This sword, similar to one I blogged about recently, also sports an encased ricasso design. The ricasso surround possesses contours that are very reminiscent of a corinthian helmet. This shell continues into the curved claw like guards lat look as if they are riveted in place on either side of the ricasso, for a very interesting effect. If you look at it just right, it looks like the ricasso and guard combine to form a horned Corinthian helm! Or it could just be my imagination…

But the fun doesn’t stop there. The guard tops a wood grip, with a single steel ring set at it’s middle, and is capped with an equally unique pommel. But perhaps the most interesting design feature of this sword is the steel strip that runs the length of the hilt, which seems to have been riveted in place, from just above the ricasso, through the guard, again to the ring at the center of the grip, and finally down to the pommel. A very interesting design feature indeed.

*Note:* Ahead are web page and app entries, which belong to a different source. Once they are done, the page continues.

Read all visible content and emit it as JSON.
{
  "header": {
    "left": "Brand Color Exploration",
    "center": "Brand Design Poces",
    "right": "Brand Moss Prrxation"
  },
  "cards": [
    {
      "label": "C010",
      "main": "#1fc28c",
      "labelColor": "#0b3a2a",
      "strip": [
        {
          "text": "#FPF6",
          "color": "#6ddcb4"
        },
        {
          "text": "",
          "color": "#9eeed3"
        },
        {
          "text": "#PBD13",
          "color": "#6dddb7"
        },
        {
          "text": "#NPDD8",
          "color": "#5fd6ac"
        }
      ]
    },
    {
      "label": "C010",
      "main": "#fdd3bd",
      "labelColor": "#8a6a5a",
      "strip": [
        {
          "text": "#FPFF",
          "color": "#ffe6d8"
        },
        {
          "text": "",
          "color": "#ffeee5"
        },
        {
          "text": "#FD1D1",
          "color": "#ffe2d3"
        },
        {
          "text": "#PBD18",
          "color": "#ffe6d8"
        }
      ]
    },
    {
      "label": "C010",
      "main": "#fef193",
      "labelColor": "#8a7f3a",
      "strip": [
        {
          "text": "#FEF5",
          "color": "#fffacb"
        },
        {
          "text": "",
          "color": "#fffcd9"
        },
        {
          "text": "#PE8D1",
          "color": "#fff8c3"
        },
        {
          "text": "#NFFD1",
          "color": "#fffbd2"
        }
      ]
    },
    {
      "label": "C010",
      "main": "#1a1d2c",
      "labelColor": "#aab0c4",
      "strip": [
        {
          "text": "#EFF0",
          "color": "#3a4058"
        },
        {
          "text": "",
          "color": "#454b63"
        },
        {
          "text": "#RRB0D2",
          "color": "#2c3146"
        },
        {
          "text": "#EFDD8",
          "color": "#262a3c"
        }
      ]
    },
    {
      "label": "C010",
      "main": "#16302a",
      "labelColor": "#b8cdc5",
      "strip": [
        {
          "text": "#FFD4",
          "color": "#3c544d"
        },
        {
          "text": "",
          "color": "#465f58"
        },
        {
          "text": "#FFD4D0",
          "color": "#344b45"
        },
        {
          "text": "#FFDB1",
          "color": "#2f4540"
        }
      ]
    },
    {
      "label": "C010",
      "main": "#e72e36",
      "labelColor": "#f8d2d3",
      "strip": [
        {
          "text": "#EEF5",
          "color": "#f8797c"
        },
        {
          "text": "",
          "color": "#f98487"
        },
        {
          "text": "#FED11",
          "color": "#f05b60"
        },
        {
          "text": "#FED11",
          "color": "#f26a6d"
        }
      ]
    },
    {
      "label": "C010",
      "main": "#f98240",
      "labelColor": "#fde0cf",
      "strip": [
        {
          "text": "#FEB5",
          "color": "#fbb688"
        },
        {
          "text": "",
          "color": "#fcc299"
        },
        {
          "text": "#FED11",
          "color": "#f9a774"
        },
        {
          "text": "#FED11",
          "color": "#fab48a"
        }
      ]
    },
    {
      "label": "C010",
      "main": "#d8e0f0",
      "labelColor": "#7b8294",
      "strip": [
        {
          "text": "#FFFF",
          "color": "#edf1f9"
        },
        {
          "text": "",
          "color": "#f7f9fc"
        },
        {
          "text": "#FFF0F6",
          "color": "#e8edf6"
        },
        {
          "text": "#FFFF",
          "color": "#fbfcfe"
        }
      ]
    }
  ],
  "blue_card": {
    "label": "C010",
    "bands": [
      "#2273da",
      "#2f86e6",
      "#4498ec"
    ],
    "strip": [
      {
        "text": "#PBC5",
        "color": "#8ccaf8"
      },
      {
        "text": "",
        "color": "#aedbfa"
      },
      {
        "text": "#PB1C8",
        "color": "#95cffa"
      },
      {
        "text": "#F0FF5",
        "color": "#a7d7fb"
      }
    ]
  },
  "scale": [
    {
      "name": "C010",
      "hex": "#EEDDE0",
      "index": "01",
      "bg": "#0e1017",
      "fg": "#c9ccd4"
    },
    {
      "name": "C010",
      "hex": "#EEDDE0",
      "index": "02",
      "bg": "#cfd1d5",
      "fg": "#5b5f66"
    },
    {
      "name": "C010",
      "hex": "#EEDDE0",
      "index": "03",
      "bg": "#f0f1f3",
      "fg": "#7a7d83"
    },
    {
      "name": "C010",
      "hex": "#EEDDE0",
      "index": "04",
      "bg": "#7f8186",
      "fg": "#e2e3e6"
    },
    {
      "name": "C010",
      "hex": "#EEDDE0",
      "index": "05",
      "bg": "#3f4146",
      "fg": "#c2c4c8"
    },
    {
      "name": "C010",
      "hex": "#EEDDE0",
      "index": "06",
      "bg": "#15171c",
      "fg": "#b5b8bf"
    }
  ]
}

While that steel strip looks cool, I can’t help but wonder how it would affect the feel of the weapon, were it to be used in combat. It doesn’t look like it is actually riveted to the grip, just to the steel rings, but still, wood grips are there for a reason. Handling heavy steel weapons without the benefit of a slightly softer grip material is murder on the hands. Trust me. I’ve tried it. And it’s not fun. Every impact gets transmitted directly to your fingers. And the way that steel strip is attached, I can totally see it completely obliviating the impact absorption abilities of the wood grip.

But then again, as usual, I’m being a dweeb, and attempting to evaluate a display sword on the merits of it’s combat practicality. Just ignore me. It’s a cool sword, and I love it’s aesthetics. Even if I’d never go into battle with this particular sword… πŸ˜›

Corinthian War Sword – [Heavenly Swords]